Neuroscientists at the University of Michigan say they have a better understanding of the so-called "sweet tooth."
Researchers have discovered a "pleasure spot" in the brains of rats. They say the brain triggers a larger appetite cube that makes rats like sweets more, causing them to eat more than normal.
Scientists say sweetness by itself is merely a sensation, and its pleasure arises when the brain's neural systems generate an elevated reaction.
The researchers wanted to learn whether the need for pleasure is linked to the growing number of obese Americans.

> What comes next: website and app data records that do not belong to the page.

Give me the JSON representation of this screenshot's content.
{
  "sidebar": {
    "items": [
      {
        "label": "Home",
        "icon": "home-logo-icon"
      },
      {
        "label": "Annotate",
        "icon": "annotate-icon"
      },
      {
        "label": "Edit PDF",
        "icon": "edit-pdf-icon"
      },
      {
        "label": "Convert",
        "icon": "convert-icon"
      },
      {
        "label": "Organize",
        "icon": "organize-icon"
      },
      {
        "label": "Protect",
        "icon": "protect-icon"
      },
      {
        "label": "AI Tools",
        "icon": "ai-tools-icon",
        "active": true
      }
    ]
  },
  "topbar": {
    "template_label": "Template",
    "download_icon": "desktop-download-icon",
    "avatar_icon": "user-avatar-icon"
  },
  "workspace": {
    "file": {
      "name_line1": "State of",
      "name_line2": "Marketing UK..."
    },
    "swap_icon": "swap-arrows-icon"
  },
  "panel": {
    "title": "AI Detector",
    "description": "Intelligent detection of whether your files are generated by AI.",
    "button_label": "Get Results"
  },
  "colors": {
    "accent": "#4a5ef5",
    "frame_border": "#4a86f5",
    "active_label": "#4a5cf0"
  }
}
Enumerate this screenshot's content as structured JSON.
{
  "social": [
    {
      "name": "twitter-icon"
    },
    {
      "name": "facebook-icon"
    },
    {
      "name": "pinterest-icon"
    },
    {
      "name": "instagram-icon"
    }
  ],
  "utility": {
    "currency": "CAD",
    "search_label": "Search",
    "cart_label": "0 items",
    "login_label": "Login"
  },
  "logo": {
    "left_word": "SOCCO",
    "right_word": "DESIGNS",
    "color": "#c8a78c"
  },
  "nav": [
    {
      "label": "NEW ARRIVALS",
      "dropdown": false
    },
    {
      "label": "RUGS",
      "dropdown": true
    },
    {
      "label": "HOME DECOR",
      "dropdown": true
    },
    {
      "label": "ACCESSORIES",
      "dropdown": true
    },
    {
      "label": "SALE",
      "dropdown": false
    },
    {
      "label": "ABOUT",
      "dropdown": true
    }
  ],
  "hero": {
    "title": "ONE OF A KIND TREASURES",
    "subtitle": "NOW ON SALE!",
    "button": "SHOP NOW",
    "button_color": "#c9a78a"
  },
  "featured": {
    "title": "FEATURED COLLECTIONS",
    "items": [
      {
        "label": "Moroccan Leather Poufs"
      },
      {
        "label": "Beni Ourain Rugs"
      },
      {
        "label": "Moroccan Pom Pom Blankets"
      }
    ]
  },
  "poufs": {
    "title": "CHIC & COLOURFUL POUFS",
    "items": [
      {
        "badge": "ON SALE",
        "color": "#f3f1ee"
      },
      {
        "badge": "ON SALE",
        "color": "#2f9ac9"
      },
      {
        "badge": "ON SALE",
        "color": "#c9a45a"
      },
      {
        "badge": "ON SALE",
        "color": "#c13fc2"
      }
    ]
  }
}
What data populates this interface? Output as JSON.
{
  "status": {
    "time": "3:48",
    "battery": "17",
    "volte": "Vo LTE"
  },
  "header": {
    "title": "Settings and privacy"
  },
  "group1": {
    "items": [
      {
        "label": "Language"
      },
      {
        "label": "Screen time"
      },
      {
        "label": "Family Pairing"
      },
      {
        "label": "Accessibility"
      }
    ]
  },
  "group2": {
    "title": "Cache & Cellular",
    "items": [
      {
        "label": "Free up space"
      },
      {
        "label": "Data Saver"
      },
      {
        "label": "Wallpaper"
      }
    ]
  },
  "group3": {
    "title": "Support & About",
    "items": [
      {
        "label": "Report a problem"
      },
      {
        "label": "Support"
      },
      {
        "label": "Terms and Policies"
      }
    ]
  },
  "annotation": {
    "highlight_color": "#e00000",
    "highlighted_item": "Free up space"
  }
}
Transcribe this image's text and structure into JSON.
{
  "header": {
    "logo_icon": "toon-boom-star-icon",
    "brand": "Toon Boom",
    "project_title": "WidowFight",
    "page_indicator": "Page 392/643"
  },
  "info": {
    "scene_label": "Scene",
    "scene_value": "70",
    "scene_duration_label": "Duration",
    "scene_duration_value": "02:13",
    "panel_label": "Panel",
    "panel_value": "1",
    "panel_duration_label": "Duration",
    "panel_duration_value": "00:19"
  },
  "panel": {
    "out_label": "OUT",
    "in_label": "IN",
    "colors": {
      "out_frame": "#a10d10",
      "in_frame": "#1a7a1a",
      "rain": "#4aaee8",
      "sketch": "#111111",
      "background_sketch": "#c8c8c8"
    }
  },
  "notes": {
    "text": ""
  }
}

Their study is in the latest issue of the Journal of Neuroscience.